There is such spirit at work with this project: Branch and Nazary are not concerned with where the endpoint of experimentation lands. Forget just for one second, what the drop is, or even if things are supposed to make sense. “Bubble Under,” the first track in, a bounce dirge four-minute creation with alternating snares, jumps off-map into swampy rhythmic topography. Benefiting from smudgy frequencies and robot-like atmospherics, Branch leads, colors, and enhances psychedelic tellurium energy, by pogo-ing that horn between live and echoed passages until it converts into a ghost-like entity by songs end.

‘Radar Radio,’ the third song, which does in fact begin with some type of terrestrial programming fed through a sound filter, comes within the closest proximity of sounding anything reminiscent of Miles Davis jazz-fusion creations. Set to a Caribbean rhythm, Nazary keeps the step and sway charismatic while Branch employs the most straightforward performance on the release. It bounces along, meeting the fluctuating bass tones, that change colors towards the end, with ingratiating warmth.

Anteloper as a whole takes the leap every time, maneuvering into weird compositions that feel bold, dare I say authentic. Electronic music did in fact once sound this valiant before six-figure DJ paydays defrauded the creative aspect, and top-tier promoters knew EXACTLY who Kevin Saunderson was.

Granted, Anteloper is not trying to make anybody dance. But they, along with their Chicago-based recording company International Anthem and its collection of bang-up 2020 releases, aren’t insulting folks’ intelligence either.

48 Hills welcomes comments in the form of letters to the editor, which you can submit here. We also invite you to join the conversation on our FacebookTwitter, and Instagram

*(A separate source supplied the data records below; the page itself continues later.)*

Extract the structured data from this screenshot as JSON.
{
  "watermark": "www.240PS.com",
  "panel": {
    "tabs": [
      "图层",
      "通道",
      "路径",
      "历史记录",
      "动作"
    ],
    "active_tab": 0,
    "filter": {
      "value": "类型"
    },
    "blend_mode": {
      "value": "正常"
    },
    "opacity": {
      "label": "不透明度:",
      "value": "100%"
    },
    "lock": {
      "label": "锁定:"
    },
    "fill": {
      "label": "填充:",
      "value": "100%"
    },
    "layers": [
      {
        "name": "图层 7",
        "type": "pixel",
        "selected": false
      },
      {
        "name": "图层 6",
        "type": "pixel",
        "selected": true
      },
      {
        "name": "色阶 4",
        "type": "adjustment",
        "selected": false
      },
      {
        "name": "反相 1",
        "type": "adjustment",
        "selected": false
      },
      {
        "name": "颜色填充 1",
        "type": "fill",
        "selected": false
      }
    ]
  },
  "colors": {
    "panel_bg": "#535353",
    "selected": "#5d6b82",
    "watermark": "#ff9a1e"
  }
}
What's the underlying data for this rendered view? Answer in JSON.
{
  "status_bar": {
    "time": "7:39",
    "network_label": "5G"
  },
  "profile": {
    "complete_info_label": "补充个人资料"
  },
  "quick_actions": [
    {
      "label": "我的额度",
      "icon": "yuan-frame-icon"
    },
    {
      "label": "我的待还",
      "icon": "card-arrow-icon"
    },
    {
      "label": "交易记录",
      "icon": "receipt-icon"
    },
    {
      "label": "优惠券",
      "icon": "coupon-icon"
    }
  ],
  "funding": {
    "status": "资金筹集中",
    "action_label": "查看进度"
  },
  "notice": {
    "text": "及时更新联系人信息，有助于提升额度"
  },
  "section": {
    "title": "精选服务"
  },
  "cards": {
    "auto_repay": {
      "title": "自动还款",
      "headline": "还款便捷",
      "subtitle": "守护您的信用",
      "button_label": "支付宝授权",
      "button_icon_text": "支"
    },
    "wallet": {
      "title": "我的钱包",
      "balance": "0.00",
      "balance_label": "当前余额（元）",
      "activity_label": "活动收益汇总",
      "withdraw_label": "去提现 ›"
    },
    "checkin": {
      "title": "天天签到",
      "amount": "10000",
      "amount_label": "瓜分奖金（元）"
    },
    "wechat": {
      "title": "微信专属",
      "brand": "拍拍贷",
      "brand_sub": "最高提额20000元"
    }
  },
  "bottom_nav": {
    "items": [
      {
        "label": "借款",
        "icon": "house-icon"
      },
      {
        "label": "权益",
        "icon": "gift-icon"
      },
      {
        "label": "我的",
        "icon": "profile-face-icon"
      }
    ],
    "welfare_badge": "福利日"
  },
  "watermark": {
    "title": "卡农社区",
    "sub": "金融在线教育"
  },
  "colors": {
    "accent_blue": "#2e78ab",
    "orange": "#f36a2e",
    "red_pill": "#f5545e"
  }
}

John-Paul Shiverhttps://www.clippings.me/channelsubtext
John-Paul Shiver has been contributing to 48 Hills since 2019. His work as an experienced music journalist and pop culture commentator has appeared in the Wire, Resident Advisor, SF Weekly, Bandcamp Daily, PulpLab, AFROPUNK, and Drowned In Sound.
Sponsored link
Sponsored link

Top reads

Developer money to Haney may violate SF’s ethics rules

Three builders with projects pending or just approved in SF donated to a sitting supervisor.

What the big money behind the School Board recall means

The very rich who are pouring more than $1 million into getting rid of three board members have an agenda that goes far beyond the San Francisco schools.

Opinion: Are we losing the Castro Theatre?

New management Another Planet Entertainment wants to "explode" the neighborhood with music and entertainment. But what about good old films and LGBTQ events?

More by this author

1970s NoLa blues-funk history shimmers on ‘Another Side’

A previously unreleased album from trailblazing guitarist Leo Nocentelli illustrates a momentous time in musical evolution.

Noise Pop announces more artists, still aims to go ahead

Rituals of Mine, Kamaal Williams, Chime School, more added to February festival lineup.

For MLK Day, celebrate excellence that has recently passed

The traditional march and music fest are postponed, but you can still spend a Day of Service and honor great artists.
Sponsored link

You might also likeRELATED